“We’re learning a ton,” Ho says. “Liver cancer is also unique in that we have a variety of options—not just systemic [drugs] but also liver-directed therapies,” including targeted radiation and catheter-guided approaches to delivering chemotherapy straight to the liver. “There is a lot of opportunity and a whole new group of drugs to work with. The window of opportunity is here to convert a lot of patients long considered incurable [to curable]. If we can change that calculus, that’s what I’m really optimistic about.”
In kidney cancer, Brugarolas is excited about the potential of a new drug he helped to develop called Welireg (belzutifan), which hits a new target that is an important driver of kidney cancer called the HIF2α protein. The FDA approved the drug in August 2021 to treat people with a form of kidney cancer that runs in families. What makes Welireg especially promising, Brugarolas says, is that it is highly specific, meaning that it hits its intended target and not other targets, compared with other targeted drugs used in kidney cancer. As a result, it comes with fewer side effects. This advantage could increase the likelihood of combining Welireg with immunotherapies or other medicines.
“When you combine drugs with [lots of] side effects, it makes it harder for patients,” Brugarolas says. “This has potential to be more easily combined.”

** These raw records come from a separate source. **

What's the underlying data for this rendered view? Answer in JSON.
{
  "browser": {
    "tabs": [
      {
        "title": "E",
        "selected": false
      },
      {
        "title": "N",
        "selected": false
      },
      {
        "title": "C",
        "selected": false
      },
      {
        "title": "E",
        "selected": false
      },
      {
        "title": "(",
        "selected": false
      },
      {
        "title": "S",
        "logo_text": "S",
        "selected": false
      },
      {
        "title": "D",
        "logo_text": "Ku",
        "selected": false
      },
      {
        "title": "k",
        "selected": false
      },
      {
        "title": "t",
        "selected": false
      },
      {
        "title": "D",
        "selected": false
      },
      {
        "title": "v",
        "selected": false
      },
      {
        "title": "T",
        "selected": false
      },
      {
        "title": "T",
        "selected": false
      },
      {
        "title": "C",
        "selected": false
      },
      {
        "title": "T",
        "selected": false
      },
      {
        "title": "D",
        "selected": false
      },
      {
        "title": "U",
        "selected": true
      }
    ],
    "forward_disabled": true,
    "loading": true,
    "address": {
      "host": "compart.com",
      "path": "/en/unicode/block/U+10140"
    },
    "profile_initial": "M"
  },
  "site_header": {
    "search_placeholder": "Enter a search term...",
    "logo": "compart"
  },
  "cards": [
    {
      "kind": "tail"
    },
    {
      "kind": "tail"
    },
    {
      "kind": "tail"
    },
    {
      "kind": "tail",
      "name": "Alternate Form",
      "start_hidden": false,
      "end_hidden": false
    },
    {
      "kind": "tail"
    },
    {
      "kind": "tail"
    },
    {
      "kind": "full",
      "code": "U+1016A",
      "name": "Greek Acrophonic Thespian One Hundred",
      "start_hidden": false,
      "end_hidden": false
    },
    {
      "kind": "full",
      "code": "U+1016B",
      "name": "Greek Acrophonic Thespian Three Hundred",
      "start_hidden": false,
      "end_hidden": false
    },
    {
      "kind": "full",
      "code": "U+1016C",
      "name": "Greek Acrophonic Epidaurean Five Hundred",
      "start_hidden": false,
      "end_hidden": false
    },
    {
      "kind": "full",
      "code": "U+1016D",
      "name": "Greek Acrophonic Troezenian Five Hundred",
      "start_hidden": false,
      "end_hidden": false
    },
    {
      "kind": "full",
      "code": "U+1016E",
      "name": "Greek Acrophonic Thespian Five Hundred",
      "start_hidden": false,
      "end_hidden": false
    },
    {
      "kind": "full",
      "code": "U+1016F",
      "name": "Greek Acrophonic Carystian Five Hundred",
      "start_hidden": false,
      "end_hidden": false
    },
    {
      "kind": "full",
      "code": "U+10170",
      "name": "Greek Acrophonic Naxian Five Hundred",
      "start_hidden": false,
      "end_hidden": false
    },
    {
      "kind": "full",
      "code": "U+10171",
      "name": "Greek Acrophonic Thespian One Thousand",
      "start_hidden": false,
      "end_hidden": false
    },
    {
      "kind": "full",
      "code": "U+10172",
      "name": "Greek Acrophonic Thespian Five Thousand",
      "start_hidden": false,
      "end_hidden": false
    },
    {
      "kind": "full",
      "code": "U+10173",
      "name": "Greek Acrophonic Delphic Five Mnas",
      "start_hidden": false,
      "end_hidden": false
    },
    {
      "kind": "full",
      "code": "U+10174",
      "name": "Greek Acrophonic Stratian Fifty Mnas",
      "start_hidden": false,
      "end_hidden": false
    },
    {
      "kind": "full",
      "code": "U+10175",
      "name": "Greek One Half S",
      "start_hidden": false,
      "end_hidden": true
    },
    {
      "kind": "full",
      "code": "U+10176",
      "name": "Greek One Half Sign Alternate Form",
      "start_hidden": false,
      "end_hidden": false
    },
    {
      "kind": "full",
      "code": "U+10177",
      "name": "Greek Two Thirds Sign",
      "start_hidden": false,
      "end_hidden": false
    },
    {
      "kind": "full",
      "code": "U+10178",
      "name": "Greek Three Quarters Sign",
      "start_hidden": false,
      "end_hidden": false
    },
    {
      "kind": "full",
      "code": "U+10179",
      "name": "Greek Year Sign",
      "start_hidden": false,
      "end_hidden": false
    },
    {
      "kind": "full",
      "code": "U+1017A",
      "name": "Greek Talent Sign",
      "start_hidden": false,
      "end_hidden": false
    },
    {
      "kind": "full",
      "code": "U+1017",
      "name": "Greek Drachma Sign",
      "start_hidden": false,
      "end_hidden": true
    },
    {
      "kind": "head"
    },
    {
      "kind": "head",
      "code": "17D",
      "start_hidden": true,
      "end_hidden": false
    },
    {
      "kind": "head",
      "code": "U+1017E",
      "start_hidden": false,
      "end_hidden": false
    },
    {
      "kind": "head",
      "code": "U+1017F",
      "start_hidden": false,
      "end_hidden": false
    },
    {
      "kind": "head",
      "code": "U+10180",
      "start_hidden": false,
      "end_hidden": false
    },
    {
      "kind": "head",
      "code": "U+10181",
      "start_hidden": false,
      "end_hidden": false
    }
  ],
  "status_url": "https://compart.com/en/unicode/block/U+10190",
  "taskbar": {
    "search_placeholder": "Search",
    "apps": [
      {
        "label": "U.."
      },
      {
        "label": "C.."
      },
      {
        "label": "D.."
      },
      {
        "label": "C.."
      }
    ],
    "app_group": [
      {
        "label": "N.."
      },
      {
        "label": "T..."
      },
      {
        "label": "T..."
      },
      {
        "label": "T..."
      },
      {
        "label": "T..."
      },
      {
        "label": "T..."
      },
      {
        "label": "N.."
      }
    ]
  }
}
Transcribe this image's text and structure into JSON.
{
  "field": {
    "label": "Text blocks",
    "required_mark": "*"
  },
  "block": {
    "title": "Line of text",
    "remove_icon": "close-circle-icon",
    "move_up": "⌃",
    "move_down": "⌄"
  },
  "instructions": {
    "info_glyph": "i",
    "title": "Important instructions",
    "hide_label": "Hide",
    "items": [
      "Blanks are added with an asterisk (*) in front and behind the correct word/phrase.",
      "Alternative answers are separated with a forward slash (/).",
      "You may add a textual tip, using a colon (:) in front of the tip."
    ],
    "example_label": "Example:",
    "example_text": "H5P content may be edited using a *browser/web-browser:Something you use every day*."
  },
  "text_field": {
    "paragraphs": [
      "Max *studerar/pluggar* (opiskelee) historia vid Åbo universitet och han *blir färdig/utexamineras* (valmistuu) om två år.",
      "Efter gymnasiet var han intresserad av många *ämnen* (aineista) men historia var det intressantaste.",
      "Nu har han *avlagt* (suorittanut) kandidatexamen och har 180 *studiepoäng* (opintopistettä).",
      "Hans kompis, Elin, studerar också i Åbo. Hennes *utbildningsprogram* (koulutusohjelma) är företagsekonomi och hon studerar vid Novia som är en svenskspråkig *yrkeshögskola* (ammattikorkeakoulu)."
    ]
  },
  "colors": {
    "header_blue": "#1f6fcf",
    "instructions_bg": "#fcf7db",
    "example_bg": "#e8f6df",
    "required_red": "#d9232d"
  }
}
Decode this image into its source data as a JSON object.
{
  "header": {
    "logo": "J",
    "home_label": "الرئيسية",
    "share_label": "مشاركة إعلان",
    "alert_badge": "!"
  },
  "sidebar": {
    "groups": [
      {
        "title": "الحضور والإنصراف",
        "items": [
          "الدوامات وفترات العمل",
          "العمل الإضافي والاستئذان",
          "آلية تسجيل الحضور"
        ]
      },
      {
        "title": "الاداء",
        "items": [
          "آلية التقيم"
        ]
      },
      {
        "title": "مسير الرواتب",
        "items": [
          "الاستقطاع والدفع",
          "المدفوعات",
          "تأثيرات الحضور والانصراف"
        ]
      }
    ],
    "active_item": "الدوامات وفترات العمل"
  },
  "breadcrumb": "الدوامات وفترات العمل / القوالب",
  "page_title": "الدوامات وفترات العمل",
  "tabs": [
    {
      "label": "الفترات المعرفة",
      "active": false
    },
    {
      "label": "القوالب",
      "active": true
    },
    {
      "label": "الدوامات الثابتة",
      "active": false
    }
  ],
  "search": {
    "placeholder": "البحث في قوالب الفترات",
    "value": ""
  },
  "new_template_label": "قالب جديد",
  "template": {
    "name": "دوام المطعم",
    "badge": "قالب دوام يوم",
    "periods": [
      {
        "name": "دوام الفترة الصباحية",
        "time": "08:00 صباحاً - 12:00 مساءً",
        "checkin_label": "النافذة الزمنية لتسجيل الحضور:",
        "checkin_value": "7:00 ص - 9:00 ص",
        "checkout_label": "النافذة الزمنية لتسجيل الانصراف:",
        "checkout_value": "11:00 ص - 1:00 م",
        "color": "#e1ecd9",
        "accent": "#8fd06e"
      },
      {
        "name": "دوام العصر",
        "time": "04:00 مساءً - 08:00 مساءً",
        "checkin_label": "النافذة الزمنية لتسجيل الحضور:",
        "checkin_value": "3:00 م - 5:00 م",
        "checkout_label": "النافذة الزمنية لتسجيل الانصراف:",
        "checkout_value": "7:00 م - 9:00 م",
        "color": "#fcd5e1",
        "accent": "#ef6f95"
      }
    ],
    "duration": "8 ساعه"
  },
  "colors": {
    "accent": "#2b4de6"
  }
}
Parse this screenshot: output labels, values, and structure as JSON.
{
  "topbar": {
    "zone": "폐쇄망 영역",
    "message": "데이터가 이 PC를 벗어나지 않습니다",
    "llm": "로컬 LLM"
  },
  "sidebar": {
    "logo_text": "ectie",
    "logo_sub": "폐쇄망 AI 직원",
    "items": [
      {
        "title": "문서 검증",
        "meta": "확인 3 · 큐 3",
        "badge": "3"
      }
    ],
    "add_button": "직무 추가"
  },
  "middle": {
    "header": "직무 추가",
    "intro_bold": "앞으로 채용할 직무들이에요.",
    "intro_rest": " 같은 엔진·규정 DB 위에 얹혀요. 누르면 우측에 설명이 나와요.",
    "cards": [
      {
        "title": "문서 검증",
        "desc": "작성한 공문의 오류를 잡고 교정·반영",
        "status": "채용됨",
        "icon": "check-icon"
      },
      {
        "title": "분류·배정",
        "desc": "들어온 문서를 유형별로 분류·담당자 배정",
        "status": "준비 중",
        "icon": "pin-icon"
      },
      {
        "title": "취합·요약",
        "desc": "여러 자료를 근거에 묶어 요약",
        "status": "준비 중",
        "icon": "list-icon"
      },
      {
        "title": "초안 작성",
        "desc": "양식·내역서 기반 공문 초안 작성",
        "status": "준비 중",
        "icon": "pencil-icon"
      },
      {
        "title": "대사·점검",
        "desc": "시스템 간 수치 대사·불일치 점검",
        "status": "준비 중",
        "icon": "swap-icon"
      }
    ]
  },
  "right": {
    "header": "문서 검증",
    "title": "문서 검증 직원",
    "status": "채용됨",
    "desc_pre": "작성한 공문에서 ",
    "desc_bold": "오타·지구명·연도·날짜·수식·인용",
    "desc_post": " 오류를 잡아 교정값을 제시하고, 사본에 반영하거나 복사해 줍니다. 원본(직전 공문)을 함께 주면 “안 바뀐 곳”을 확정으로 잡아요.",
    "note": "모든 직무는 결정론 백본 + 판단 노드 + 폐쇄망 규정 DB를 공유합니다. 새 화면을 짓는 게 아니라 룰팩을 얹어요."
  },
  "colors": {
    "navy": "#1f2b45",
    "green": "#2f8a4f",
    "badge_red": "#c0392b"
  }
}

Recent research suggests there’s still room for improvement in finding treatment combinations that work optimally together. Some studies have indicated that existing drug combinations produce better outcomes not because the paired drugs are more effective together, but because they give patients “two opportunities to benefit from one drug or the other,” says Peter Sorger, a systems biologist and pharmacologist at Harvard Medical School in Boston. A study published in Clinical Cancer Research in January 2022 by Sorger and Palmer, from the University of North Carolina, suggests the benefit of immunotherapy combinations can generally be explained by easily predicted, individual effects from one drug or the other. In the study, the researchers explain this effect colloquially as “bet hedging,” which means the use of more drugs increases the chances that patients will have a response. (Clinical Cancer Research is published by the American Association for Cancer Research, which also publishes Cancer Today.)
As it turns out, Frei and colleagues, who are credited with the early success using combination chemotherapy in children with leukemia in the 1960s, first considered independent drug action when they observed similar overall survival rates in patients who received two chemotherapy drugs one after another versus receiving both drugs simultaneously. Sorger and Palmer remain optimistic that a better understanding of the underlying biology in cancer might lead to even greater success and precision in advanced cancer therapies.
While the benefits of approved combinations may come from different mechanisms that are related to one drug or the other in the combination, Sorger stresses that these treatments showed superiority to existing treatments, which is why they were approved.
“We’ve come a long way, but there’s more work to do,” Wolchok says. “We still have open questions about who needs combination therapy in context and who might receive a single agent with less toxicity and a modestly lower survival rate. The more we learn scientifically about important pathways that affect tumors and the immune system, the more options we’re going to have. We hope to bring only the most effective and mechanistically rational combinations forward.”